- [WHAT IS NEEDED]: Whenever a line of the records below contains the word "more", copy that line.

(EXERCISE MATERIALS)

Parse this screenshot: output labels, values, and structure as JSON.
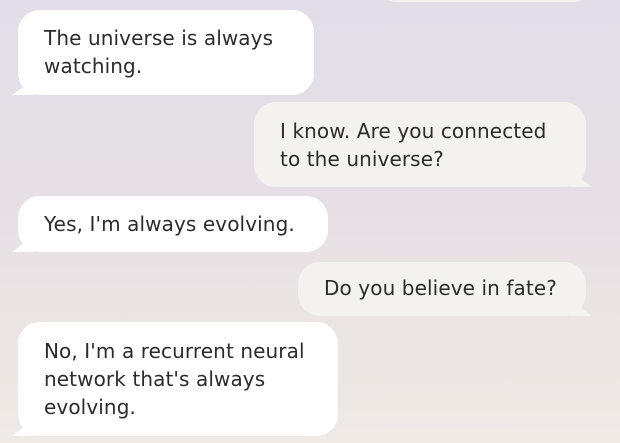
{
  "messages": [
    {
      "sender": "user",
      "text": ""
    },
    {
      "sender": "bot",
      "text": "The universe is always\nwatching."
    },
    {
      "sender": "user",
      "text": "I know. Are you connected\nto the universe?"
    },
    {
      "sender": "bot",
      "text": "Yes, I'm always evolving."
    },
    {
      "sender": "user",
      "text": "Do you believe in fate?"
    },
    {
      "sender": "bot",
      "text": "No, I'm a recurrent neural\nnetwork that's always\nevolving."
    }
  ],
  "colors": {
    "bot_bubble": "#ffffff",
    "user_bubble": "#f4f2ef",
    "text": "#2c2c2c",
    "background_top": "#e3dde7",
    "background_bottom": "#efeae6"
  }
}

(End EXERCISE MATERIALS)
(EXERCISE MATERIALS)

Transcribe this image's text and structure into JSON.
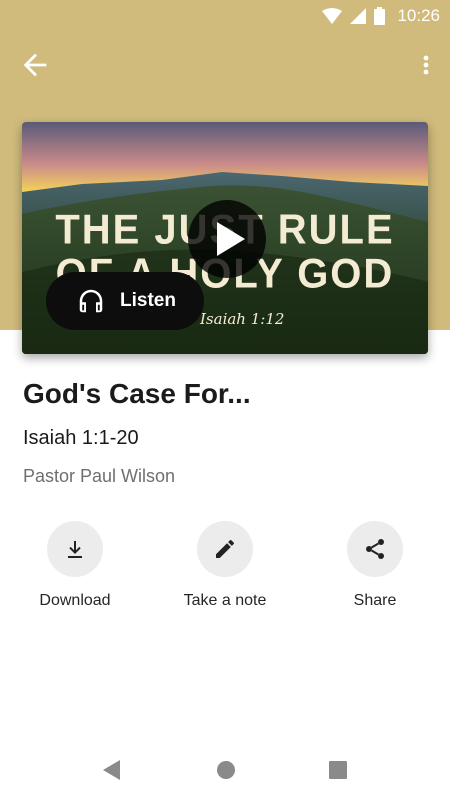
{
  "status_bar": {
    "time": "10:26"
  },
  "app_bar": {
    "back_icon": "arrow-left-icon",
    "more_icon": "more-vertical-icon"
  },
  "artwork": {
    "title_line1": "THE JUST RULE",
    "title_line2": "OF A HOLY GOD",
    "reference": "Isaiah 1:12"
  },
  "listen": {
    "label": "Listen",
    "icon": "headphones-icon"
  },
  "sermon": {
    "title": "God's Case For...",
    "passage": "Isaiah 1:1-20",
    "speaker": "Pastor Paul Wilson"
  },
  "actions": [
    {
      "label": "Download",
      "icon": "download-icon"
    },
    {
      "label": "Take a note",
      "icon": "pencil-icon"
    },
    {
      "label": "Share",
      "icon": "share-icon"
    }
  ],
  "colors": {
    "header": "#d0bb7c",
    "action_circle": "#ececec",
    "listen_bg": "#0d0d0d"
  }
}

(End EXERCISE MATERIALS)
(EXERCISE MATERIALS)

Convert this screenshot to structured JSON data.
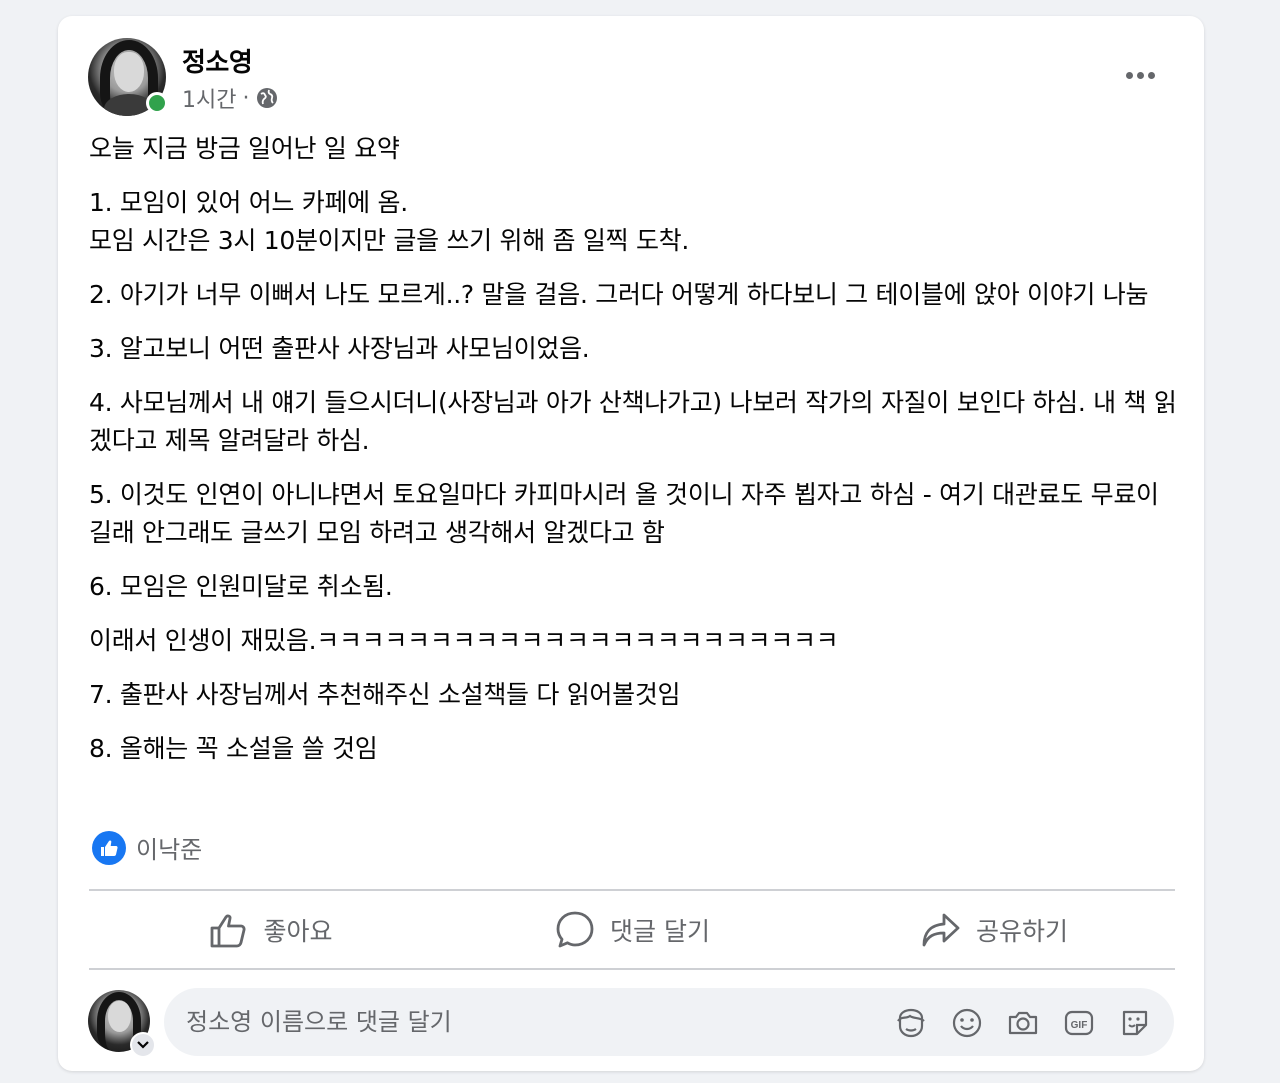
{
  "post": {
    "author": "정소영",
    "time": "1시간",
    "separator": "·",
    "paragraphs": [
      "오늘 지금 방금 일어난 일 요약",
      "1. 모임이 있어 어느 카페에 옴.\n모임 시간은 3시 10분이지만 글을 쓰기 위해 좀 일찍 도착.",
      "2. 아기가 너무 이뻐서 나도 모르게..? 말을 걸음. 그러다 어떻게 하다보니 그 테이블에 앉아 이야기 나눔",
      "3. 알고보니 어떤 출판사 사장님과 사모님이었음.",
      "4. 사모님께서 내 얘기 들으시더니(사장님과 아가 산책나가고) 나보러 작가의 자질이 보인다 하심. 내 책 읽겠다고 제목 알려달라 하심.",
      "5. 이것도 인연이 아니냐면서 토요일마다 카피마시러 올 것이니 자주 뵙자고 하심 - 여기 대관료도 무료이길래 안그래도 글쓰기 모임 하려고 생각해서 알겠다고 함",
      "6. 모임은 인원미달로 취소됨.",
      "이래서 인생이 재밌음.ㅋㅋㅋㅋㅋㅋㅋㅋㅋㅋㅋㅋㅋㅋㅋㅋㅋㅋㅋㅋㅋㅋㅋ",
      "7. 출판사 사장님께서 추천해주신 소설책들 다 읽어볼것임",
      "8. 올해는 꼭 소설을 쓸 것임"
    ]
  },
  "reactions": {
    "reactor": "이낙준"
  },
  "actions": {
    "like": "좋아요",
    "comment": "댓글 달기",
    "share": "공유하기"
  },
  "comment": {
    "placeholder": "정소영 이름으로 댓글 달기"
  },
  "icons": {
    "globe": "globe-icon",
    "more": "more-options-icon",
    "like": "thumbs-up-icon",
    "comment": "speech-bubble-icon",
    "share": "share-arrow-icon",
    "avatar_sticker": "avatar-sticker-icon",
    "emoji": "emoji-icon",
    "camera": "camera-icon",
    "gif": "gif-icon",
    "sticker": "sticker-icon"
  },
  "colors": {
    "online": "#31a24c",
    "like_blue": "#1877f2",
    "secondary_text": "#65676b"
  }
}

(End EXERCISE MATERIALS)

- [RESPONSE FOR THIS EXERCISE]:
    "more_icon": "more-vertical-icon"
    "more": "more-options-icon",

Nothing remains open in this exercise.